The Woman in the Window
When the Russell family moves into a Manhattan brownstone, they become a focal point for the alcoholic, pill-popping agoraphobic child psychologist, Anna Fox (Amy Adams), who lives across the street. She is surprised to really enjoy the company of the garrulous Jane Russell (Julianne Moore) one afternoon, the two guzzling wine, and is impressed by Jane’s polite 15 year-old son Ethan (Fred Hechinger, "Eighth Grade," "News of the World"). One night she witnesses what appears to be Jane’s murder, but when another woman (Jennifer Jason Leigh) is presented as ‘Jane Russell,’ nobody believes “The Woman in the Window.”
Laura's Review: C-
A.J. Finn's 2018 bestseller was part of the wave of ‘problematic female witness’ novels that followed the huge success of ‘Gone Girl,’ (see ‘The Girl on the Train,’ etc.), a mini-trend that relied too heavily on outrageous plot twists that were either all too easy to see coming or completely off the map, so intent on pulling the rug out from underneath us recognizable human behavior became secondary. Director Joe Wright ("Atonement," "The Darkest Hour") has made a valiant attempt to make a silk purse out of a sow’s ear with his A-list cast and overtly theatrical production, but screenwriter Tracy Letts, who also stars as Anna’s psychiatrist Dr. Landy, has undermined the first of the novel’s two big reveals by streamlining aspects of Anna’s routine yet indulged the gothic Grand Guignol of its over-the-top climax. The production itself (designed by “Birdman’s” Kevin Thompson) is handsome, Dr. Fox’s beautiful old home shrouded in gloom, a spiral staircase connecting its multiple floors cross-sected for the climax. Wright uses stage techniques to heighten the drama and Anna’s film noir fandom for cinematic expression of her psychological state. Composer Danny Elfman picks up on the Hitchcock cues with a Herrmannesque score.
But with a cast like this, it is disappointing that so few performances stand out and that one central one is badly miscast. The deglammed Adams is fine in the lead, albeit somewhat one note, making Moore’s brief, colorful appearance a welcome distraction. As Alistair Russell, Gary Oldman is loud and threatening whereas Jennifer Jason Leigh barely registers but for one shock confrontation featured in the film’s trailer. Hechinger, who should be charming us along with Anna, fails to do so. As Anna’s basement tenant David, Wyatt Russell is so hinky and unsympathetic to his landlady’s issues, we wonder why she ever allowed him to move in, but Brian Tyree Henry balances sympathy with skepticism skillfully as Detective Little (in sharp contrast to Jeanine Serralles’ curt partner).
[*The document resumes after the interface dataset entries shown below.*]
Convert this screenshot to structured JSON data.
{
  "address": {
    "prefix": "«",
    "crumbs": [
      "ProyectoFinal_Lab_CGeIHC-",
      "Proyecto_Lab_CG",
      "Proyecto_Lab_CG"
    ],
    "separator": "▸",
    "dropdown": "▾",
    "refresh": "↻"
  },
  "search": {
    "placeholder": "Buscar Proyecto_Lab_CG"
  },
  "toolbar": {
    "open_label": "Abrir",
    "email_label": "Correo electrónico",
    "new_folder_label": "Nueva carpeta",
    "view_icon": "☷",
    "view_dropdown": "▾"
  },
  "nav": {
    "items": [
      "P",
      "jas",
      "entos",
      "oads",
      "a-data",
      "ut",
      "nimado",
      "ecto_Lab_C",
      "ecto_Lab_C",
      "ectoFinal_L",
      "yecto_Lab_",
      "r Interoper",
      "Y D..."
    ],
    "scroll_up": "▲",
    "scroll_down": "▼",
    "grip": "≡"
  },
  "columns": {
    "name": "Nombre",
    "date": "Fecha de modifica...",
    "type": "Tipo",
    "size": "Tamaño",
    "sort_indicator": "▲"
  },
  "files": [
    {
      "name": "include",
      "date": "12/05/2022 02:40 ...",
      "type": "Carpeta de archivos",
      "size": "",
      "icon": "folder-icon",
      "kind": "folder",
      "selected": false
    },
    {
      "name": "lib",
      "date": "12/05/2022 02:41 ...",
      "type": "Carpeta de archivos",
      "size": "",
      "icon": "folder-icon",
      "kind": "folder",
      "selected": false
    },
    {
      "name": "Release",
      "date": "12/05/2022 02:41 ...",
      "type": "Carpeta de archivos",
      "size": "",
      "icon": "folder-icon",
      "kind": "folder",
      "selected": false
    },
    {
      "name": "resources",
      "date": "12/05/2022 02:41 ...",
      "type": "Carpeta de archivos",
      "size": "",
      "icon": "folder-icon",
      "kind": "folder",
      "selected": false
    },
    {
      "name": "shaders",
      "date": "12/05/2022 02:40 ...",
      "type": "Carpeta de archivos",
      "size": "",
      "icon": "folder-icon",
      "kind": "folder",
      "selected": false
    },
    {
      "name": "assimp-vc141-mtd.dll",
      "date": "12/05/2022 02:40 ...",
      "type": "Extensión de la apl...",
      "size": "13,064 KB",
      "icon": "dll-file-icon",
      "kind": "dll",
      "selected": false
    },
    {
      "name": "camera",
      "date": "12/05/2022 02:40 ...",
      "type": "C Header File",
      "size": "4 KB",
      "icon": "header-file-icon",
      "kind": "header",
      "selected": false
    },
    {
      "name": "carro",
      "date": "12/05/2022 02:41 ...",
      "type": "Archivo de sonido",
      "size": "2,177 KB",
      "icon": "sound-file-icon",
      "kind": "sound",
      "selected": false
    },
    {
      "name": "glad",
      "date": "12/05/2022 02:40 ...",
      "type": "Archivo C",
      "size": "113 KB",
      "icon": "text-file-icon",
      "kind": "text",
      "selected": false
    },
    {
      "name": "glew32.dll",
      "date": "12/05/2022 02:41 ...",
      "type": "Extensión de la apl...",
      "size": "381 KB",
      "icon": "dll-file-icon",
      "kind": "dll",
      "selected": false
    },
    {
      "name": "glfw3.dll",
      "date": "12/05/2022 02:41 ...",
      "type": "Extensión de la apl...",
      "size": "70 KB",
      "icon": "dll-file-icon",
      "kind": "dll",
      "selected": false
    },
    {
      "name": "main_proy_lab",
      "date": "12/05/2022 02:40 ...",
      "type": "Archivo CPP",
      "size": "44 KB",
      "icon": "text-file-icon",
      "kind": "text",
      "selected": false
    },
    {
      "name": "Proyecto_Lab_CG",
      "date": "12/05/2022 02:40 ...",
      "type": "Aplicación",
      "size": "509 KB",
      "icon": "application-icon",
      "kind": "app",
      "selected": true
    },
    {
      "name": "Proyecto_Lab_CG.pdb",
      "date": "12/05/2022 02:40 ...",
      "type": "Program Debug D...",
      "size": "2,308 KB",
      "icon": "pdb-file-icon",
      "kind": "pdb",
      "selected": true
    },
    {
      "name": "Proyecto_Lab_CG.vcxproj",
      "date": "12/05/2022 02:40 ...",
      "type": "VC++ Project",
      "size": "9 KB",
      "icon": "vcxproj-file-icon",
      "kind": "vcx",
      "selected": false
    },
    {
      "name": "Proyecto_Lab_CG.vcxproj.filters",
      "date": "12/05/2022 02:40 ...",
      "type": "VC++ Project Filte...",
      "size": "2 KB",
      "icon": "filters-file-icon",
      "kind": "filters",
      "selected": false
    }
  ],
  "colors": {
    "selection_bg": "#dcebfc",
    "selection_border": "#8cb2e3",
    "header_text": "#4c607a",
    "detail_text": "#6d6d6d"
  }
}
But above all, “The Woman in the Window” suffers most because of its source material. If the novel is your cup of tea, rest assured the adaptation is faithful.
Robin's Review: C-
I have to say that I did not expect that a movie starring Amy Adams and a supporting cast of Julianne Moore, Gary Oldman, Jennifer Jason Leigh, Anthony Mackie, Brian Tyree Henry and Wyatt Russell (son of Kurt and Goldie) that rips off/pays homage to “Rear Window (1954).” Instead of Jimmy Stewart as a hotshot combat photographer laid up in his apartment with a broken leg, we have Amy Adams as Anna Fox, a pill-popping, booze-swilling woman suffering from agoraphobia who sees a murder in the apartment across the street from her window.
That does not sound like a bad idea for a movie, but director Joe Wright and scripter Tracy Letts, adapting the A.J. Finn novel, make a hack of it. My problem is we have a high powered and talented cast given a screenplay that treats all of its characters as two-dimensional cardboard figures. An inept sleight of hand brings Julianne Moore in as Jane, Anna’s over-wrought new neighbor, only to change her to Jennifer Jason Leigh, pushing the “plot” forward.
What a waste of talented people, from director to writer to actors, and it makes me wonder who was actually in charge here. It certainly was not the director, writer or actors.
Netflix premieres "The Woman in the Window" on 5/14/21.